“It’s the things you can’t write down on paper, the heart and the leadership,” Lacey Kennedy says. “If (Olivia) is on the floor her mouth is always running calling defenses, calling offenses, directing traffic. She is just nonstop.” 

She doesn’t do it alone though. Seven other seniors see significant playing time. Nya Hatcher is a fearless defender regularly assigned to guard the opposing team’s best player. Mackenzie Carter had a slow start to the season due to injuries, but is a strong combo player who pulls rebounds, creates turnovers and scores from inside and out. Victoria Walters, affectionately referred to as “Biggums,” aggressively defends under the basket making it extremely difficult for her opponent to get a high percentage shot.
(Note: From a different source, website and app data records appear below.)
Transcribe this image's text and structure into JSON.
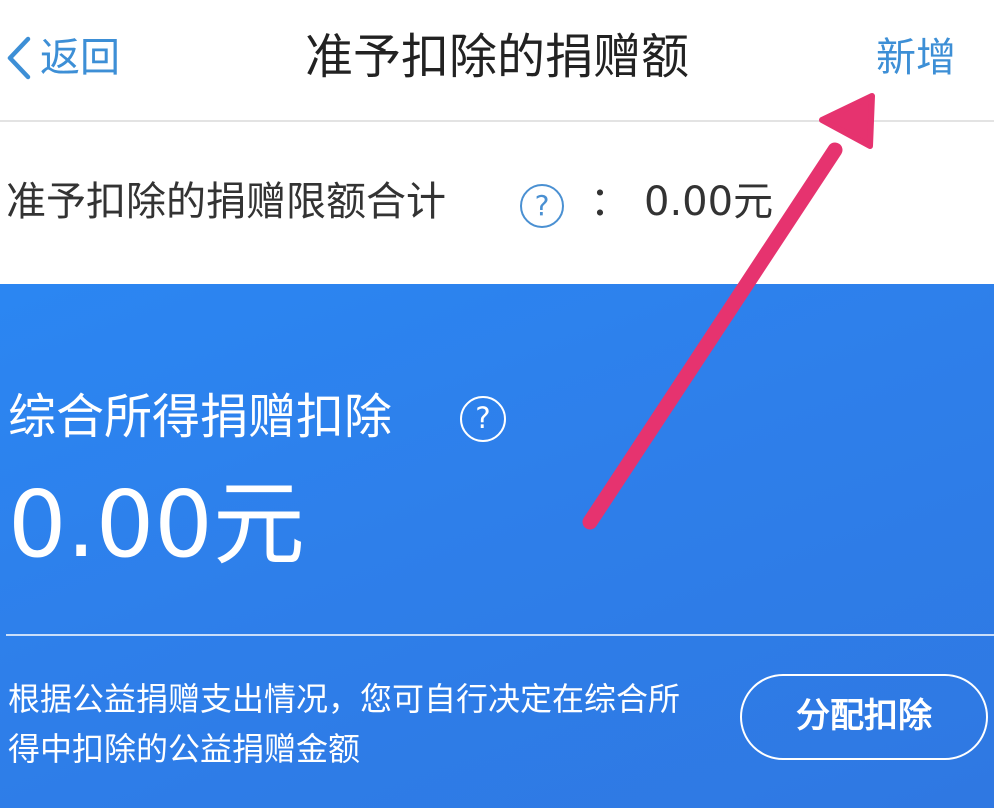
{
  "header": {
    "back_label": "返回",
    "title": "准予扣除的捐赠额",
    "add_label": "新增"
  },
  "limit": {
    "label": "准予扣除的捐赠限额合计",
    "help_glyph": "?",
    "colon": "：",
    "value": "0.00元"
  },
  "card": {
    "title": "综合所得捐赠扣除",
    "help_glyph": "?",
    "amount": "0.00元",
    "description": "根据公益捐赠支出情况，您可自行决定在综合所得中扣除的公益捐赠金额",
    "allocate_button": "分配扣除"
  },
  "icons": {
    "back": "chevron-left-icon",
    "help": "question-circle-icon"
  },
  "colors": {
    "link": "#3d8fd6",
    "card_bg": "#2e7fea",
    "annotation_arrow": "#e6336f"
  }
}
The Lady Pirates also receive valuable production from the bench. Senior Amira Sanders is considered by Lacey Kennedy as an assistant coach on the floor. The team captain’s ability to enter a game and immediately make an impact is invaluable. Against Terry, when her team got off to a slow start, Sanders subbed in, quickly picked up two fastbreak layups and knocked down a three. The spark changed the momentum of the game. Keke Nichols and sophomore Jacia Hayes are two additional weapons in Pearl’s arsenal adding points, deflections, steals, rebounds and whatever else may be needed. 

It is, however, a freshman who is Pearl’s floor general. Kynnedi Davis is a top prospect in the class of 2023. The 5-3point guard averages 11 points per game  She is a knock down outside shooter and can easily beat a defender off the dribble for a layup or jump shot. Add her defensive effort to that and it is no wonder that she is rarely not on the floor. 

It is a true team effort. Ten members of the 15 man roster have scored in double digits at least once this season.

“That is one of the great things about this team,” says Lacey Kennedy. “You have to guard all five people on the court because they can all score. When one has a bad night, we have nine other girls who can step up.”

The road to back-to-back titles will not be easy for Pearl. Joining them in the state’s top ten are 6A powerhouses Meridian, Tupelo, Brandon, Olive Branch and Clinton, not one of which carries more than three losses. However, the Lady Pirates haven’t thought much about the run this year.

“Honestly, my main focus was getting back to being the best that I could be for the girls and trying to get them to be the best that they could be for themselves,” says Lacey Kennedy. “My main focus was ‘Let’s do what we do and let’s get what we do right and we’ll figure out the rest.”

Still, being able to hoist a championship ball with her girls instead of watching via computer would be a dream come true.

“If that were to happen,” says Kennedy with a long pause. “It would be everything.”

If the movie execs are looking to write this script, they may want to put a pin in it. Pearl is not done with this story quite yet.